[Data records for software interfaces]
'''

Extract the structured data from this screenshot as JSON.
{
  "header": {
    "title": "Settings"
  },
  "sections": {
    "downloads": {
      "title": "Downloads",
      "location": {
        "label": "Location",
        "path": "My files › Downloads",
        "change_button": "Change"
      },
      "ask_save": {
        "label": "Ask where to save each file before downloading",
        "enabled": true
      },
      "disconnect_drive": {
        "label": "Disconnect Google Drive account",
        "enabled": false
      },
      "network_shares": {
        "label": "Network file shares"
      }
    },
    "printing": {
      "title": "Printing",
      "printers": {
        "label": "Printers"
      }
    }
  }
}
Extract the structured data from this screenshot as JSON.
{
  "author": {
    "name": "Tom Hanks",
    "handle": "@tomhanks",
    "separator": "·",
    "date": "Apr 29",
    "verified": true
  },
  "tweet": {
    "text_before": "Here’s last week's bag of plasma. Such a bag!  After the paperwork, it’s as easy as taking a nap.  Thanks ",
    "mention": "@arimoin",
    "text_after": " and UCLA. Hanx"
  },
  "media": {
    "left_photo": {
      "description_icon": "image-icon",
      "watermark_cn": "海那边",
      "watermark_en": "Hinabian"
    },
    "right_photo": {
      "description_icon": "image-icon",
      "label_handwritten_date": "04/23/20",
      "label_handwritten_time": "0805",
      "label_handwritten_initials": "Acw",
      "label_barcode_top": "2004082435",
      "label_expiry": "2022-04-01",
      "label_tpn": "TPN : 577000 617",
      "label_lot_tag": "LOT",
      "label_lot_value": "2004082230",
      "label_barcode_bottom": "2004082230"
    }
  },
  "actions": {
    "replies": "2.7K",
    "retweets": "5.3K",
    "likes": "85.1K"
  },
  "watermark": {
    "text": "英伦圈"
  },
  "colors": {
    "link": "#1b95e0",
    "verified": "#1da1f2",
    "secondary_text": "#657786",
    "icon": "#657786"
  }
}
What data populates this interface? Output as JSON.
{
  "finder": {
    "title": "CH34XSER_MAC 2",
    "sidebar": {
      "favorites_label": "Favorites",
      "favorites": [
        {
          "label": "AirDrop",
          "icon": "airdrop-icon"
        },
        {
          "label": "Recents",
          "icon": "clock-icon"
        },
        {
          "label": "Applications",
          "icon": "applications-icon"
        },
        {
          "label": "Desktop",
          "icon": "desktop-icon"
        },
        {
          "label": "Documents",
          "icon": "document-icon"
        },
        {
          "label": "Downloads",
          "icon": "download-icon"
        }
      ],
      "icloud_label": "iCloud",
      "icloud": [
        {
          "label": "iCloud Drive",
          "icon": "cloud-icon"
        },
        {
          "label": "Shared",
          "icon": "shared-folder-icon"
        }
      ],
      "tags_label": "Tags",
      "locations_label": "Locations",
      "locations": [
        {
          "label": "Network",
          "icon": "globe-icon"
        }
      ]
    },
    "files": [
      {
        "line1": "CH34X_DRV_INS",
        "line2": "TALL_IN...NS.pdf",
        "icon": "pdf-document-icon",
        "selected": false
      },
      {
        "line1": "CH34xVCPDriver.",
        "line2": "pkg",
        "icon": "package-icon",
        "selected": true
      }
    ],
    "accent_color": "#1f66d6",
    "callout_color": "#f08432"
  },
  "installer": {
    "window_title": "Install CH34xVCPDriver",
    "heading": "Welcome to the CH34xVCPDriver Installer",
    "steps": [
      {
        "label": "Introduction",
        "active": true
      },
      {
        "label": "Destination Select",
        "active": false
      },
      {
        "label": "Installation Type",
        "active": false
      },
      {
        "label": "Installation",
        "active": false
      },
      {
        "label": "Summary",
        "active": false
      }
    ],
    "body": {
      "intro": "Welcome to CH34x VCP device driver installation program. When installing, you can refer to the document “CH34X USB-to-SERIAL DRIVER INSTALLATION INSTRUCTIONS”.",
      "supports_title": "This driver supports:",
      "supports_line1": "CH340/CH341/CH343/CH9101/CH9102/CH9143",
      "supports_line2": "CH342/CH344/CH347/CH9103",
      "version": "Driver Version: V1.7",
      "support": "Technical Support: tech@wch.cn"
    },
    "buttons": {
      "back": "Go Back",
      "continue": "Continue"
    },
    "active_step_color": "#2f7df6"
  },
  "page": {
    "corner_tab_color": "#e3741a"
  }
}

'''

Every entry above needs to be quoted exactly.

Extract the structured data from this screenshot as JSON.
{
  "header": {
    "title": "Settings"
  },
  "sections": {
    "downloads": {
      "title": "Downloads",
      "location": {
        "label": "Location",
        "path": "My files › Downloads",
        "change_button": "Change"
      },
      "ask_save": {
        "label": "Ask where to save each file before downloading",
        "enabled": true
      },
      "disconnect_drive": {
        "label": "Disconnect Google Drive account",
        "enabled": false
      },
      "network_shares": {
        "label": "Network file shares"
      }
    },
    "printing": {
      "title": "Printing",
      "printers": {
        "label": "Printers"
      }
    }
  }
}
Extract the structured data from this screenshot as JSON.
{
  "author": {
    "name": "Tom Hanks",
    "handle": "@tomhanks",
    "separator": "·",
    "date": "Apr 29",
    "verified": true
  },
  "tweet": {
    "text_before": "Here’s last week's bag of plasma. Such a bag!  After the paperwork, it’s as easy as taking a nap.  Thanks ",
    "mention": "@arimoin",
    "text_after": " and UCLA. Hanx"
  },
  "media": {
    "left_photo": {
      "description_icon": "image-icon",
      "watermark_cn": "海那边",
      "watermark_en": "Hinabian"
    },
    "right_photo": {
      "description_icon": "image-icon",
      "label_handwritten_date": "04/23/20",
      "label_handwritten_time": "0805",
      "label_handwritten_initials": "Acw",
      "label_barcode_top": "2004082435",
      "label_expiry": "2022-04-01",
      "label_tpn": "TPN : 577000 617",
      "label_lot_tag": "LOT",
      "label_lot_value": "2004082230",
      "label_barcode_bottom": "2004082230"
    }
  },
  "actions": {
    "replies": "2.7K",
    "retweets": "5.3K",
    "likes": "85.1K"
  },
  "watermark": {
    "text": "英伦圈"
  },
  "colors": {
    "link": "#1b95e0",
    "verified": "#1da1f2",
    "secondary_text": "#657786",
    "icon": "#657786"
  }
}
What data populates this interface? Output as JSON.
{
  "finder": {
    "title": "CH34XSER_MAC 2",
    "sidebar": {
      "favorites_label": "Favorites",
      "favorites": [
        {
          "label": "AirDrop",
          "icon": "airdrop-icon"
        },
        {
          "label": "Recents",
          "icon": "clock-icon"
        },
        {
          "label": "Applications",
          "icon": "applications-icon"
        },
        {
          "label": "Desktop",
          "icon": "desktop-icon"
        },
        {
          "label": "Documents",
          "icon": "document-icon"
        },
        {
          "label": "Downloads",
          "icon": "download-icon"
        }
      ],
      "icloud_label": "iCloud",
      "icloud": [
        {
          "label": "iCloud Drive",
          "icon": "cloud-icon"
        },
        {
          "label": "Shared",
          "icon": "shared-folder-icon"
        }
      ],
      "tags_label": "Tags",
      "locations_label": "Locations",
      "locations": [
        {
          "label": "Network",
          "icon": "globe-icon"
        }
      ]
    },
    "files": [
      {
        "line1": "CH34X_DRV_INS",
        "line2": "TALL_IN...NS.pdf",
        "icon": "pdf-document-icon",
        "selected": false
      },
      {
        "line1": "CH34xVCPDriver.",
        "line2": "pkg",
        "icon": "package-icon",
        "selected": true
      }
    ],
    "accent_color": "#1f66d6",
    "callout_color": "#f08432"
  },
  "installer": {
    "window_title": "Install CH34xVCPDriver",
    "heading": "Welcome to the CH34xVCPDriver Installer",
    "steps": [
      {
        "label": "Introduction",
        "active": true
      },
      {
        "label": "Destination Select",
        "active": false
      },
      {
        "label": "Installation Type",
        "active": false
      },
      {
        "label": "Installation",
        "active": false
      },
      {
        "label": "Summary",
        "active": false
      }
    ],
    "body": {
      "intro": "Welcome to CH34x VCP device driver installation program. When installing, you can refer to the document “CH34X USB-to-SERIAL DRIVER INSTALLATION INSTRUCTIONS”.",
      "supports_title": "This driver supports:",
      "supports_line1": "CH340/CH341/CH343/CH9101/CH9102/CH9143",
      "supports_line2": "CH342/CH344/CH347/CH9103",
      "version": "Driver Version: V1.7",
      "support": "Technical Support: tech@wch.cn"
    },
    "buttons": {
      "back": "Go Back",
      "continue": "Continue"
    },
    "active_step_color": "#2f7df6"
  },
  "page": {
    "corner_tab_color": "#e3741a"
  }
}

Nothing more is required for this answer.